╔══

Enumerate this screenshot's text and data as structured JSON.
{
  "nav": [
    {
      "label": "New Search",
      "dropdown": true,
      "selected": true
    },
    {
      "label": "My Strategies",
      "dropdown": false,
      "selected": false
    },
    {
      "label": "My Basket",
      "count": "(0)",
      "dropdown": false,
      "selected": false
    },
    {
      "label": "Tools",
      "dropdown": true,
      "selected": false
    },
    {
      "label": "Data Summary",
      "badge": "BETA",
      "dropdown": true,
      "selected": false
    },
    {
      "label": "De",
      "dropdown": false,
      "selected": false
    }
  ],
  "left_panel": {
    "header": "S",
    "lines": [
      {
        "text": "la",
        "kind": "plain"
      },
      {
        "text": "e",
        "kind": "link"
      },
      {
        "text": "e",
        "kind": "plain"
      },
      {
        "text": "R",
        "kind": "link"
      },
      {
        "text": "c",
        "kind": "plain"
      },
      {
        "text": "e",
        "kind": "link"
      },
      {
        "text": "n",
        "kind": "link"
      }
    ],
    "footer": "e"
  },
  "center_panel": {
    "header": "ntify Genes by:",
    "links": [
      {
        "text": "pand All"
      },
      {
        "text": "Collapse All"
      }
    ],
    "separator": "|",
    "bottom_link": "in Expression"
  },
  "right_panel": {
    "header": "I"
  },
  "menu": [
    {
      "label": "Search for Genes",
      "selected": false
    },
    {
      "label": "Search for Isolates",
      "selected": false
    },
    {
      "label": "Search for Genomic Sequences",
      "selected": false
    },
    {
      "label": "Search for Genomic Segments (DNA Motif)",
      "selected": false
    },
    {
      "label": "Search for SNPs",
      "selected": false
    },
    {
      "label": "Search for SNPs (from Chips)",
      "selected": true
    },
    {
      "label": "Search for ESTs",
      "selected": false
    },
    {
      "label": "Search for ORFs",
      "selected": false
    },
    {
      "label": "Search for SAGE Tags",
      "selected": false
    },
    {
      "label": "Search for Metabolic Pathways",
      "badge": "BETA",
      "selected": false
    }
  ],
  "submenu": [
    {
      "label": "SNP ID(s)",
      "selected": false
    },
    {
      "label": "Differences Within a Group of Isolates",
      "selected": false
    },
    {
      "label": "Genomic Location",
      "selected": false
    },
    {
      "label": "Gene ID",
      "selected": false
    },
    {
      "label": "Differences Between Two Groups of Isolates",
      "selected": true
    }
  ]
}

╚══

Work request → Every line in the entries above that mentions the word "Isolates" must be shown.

Response to the exercise →
      "label": "Search for Isolates",
      "label": "Differences Within a Group of Isolates",
      "label": "Differences Between Two Groups of Isolates",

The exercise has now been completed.